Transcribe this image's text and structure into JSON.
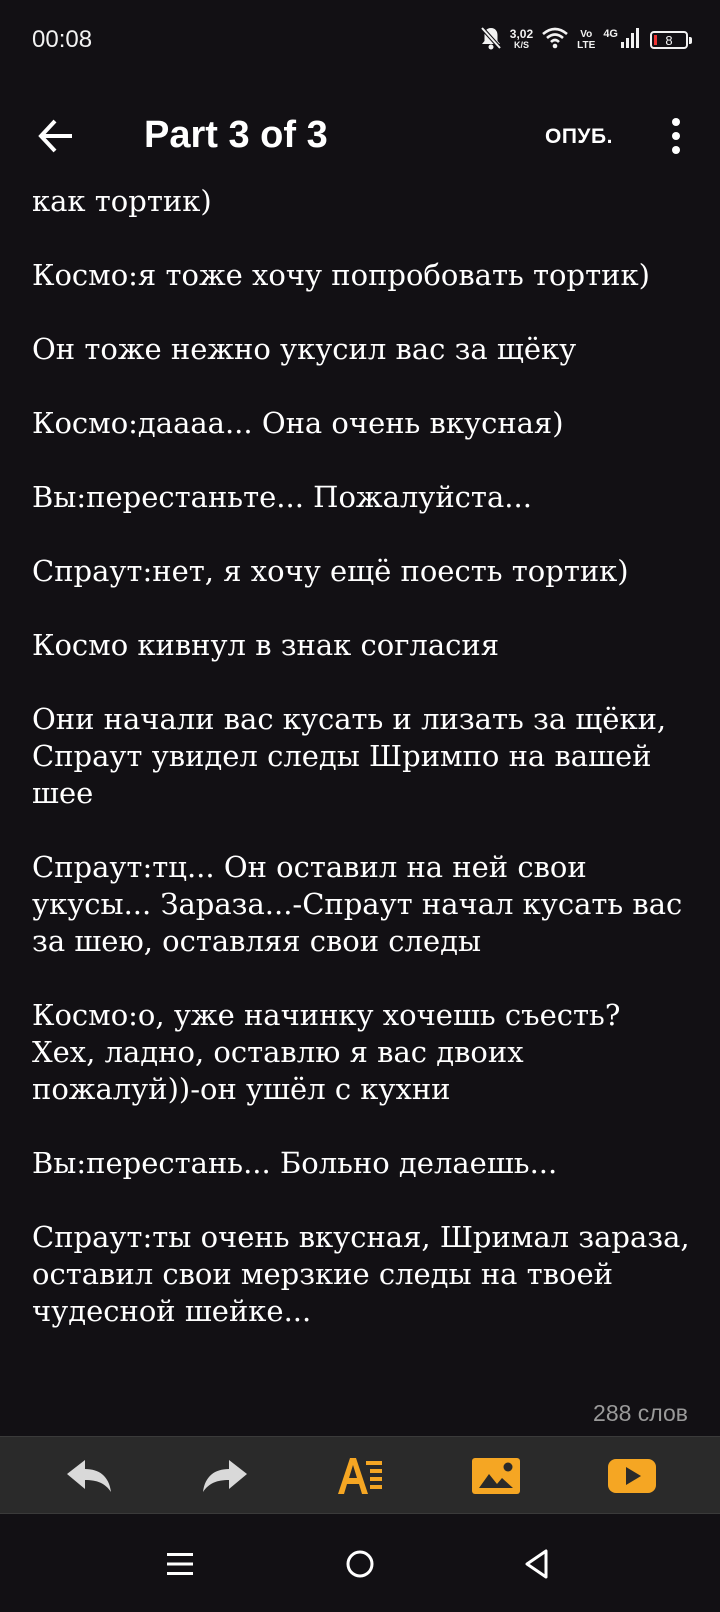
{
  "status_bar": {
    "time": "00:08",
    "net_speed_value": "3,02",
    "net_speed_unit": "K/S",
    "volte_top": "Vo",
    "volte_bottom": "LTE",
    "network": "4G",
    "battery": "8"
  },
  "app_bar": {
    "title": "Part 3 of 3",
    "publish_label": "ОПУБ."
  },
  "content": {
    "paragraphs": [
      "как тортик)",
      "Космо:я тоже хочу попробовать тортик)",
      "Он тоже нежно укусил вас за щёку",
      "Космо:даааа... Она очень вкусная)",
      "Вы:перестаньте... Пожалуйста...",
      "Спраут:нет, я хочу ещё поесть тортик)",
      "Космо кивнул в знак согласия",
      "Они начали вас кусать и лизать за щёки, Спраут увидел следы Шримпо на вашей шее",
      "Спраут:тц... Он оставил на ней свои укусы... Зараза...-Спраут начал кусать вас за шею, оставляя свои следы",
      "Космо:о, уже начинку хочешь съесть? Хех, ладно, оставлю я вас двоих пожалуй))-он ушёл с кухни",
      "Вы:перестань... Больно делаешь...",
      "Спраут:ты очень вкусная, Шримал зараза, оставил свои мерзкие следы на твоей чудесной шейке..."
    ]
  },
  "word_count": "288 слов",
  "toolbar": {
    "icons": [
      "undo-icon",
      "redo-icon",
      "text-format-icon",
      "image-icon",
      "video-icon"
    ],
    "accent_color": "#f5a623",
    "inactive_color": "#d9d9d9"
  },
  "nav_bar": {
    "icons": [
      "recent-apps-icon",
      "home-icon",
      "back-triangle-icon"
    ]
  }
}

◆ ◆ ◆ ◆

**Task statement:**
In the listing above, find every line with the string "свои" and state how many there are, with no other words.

**Solution for this problem:**
2